++++ EXERCISE DATA

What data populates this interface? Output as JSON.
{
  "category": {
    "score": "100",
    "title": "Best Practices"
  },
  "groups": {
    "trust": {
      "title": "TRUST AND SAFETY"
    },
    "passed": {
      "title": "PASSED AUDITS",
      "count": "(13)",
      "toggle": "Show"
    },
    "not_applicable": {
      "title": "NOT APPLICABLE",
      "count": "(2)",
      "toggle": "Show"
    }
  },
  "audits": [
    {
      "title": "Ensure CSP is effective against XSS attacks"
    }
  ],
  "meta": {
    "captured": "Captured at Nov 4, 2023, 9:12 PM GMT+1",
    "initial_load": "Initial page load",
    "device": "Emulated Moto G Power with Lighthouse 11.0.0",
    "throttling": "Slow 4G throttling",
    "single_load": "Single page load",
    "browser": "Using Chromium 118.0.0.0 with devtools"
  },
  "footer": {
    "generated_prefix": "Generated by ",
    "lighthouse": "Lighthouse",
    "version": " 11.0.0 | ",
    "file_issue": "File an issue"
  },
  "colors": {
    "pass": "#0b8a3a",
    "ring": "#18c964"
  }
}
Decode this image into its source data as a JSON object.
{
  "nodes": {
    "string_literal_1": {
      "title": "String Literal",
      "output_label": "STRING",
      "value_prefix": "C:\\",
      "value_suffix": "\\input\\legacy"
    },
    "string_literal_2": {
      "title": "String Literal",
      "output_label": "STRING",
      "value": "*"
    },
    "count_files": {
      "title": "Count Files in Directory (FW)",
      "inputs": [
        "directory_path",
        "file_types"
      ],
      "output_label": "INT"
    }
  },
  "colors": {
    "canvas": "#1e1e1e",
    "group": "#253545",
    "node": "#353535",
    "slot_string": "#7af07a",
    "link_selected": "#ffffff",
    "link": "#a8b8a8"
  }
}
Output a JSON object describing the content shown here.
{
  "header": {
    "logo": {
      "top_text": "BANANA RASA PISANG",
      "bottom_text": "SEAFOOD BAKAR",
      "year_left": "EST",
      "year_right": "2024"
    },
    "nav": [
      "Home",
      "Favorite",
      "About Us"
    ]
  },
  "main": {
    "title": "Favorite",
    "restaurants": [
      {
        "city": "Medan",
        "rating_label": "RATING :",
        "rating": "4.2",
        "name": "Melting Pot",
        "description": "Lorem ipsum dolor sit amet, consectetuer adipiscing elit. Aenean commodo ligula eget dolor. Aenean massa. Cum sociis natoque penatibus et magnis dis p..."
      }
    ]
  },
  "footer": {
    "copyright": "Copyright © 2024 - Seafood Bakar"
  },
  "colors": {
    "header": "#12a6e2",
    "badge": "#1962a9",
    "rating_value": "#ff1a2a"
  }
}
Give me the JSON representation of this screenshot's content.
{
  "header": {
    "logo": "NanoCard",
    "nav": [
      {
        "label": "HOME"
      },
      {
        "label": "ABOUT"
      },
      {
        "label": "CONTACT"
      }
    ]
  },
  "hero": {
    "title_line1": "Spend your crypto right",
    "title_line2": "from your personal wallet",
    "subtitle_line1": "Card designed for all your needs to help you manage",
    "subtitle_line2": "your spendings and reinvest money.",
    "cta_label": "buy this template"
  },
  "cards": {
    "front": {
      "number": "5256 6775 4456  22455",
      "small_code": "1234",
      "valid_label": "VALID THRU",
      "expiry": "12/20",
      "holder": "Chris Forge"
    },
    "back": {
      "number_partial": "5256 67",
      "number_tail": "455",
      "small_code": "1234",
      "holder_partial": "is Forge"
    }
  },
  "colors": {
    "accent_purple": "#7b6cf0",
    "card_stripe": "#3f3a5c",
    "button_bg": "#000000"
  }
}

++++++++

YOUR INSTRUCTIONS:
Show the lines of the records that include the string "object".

OUTPUT:
Decode this image into its source data as a JSON object.
Output a JSON object describing the content shown here.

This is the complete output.